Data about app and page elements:
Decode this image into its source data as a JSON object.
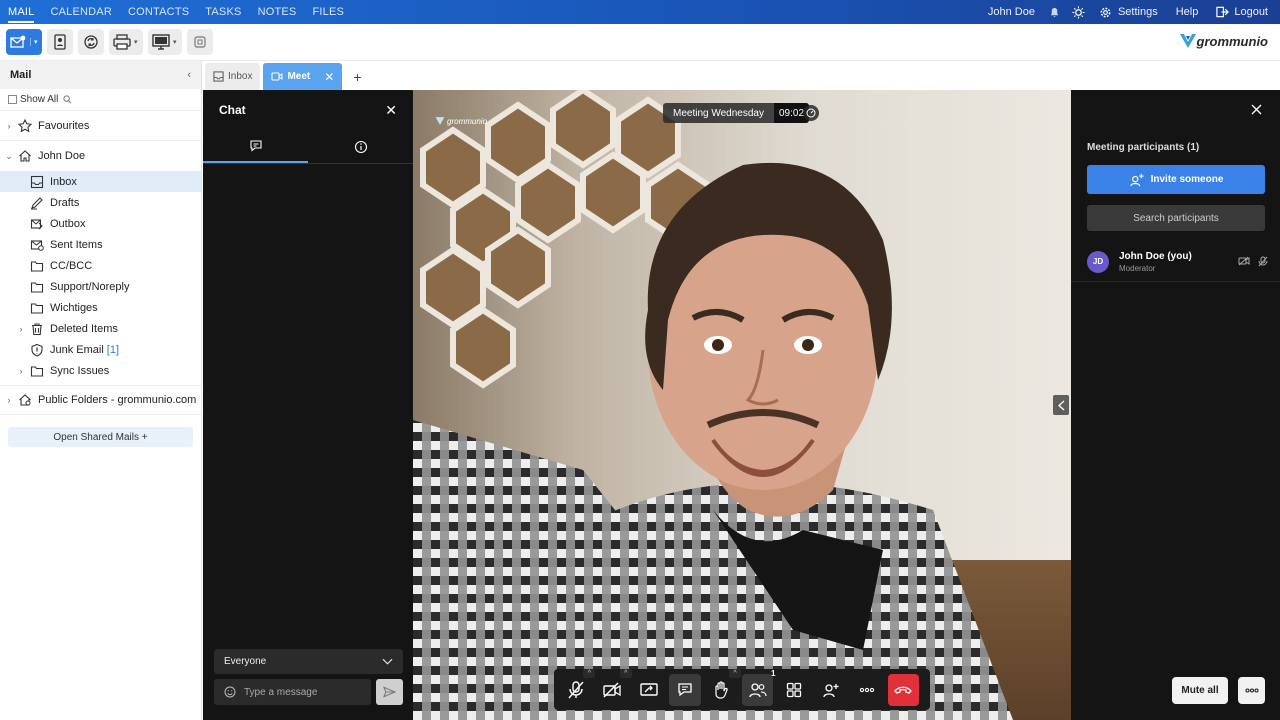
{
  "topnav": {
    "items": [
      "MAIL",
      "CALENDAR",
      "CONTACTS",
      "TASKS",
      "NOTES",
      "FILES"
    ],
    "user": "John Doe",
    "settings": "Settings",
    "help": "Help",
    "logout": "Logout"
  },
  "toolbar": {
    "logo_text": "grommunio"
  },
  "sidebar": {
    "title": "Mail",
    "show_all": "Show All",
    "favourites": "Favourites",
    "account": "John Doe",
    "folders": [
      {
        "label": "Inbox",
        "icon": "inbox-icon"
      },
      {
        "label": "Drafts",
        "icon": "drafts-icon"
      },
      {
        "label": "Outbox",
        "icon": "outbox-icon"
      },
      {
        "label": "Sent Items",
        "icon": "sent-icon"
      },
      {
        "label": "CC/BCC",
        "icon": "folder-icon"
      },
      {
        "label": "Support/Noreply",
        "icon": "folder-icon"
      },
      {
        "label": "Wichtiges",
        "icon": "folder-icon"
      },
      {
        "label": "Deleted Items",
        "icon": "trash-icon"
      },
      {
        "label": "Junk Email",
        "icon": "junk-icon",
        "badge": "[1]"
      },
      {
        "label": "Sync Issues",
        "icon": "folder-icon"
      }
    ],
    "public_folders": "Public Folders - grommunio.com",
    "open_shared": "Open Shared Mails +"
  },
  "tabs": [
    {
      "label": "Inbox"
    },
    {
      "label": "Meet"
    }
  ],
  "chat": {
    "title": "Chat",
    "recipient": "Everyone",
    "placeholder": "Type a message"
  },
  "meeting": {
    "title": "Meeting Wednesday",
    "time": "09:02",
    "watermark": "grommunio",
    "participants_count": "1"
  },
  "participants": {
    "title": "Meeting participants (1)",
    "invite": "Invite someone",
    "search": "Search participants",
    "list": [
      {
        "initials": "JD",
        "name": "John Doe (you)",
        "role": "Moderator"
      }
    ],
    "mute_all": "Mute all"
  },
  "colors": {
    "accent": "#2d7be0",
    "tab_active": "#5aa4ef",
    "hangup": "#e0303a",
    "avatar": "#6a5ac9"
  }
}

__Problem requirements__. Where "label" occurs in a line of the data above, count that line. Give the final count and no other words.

__Task result__. 12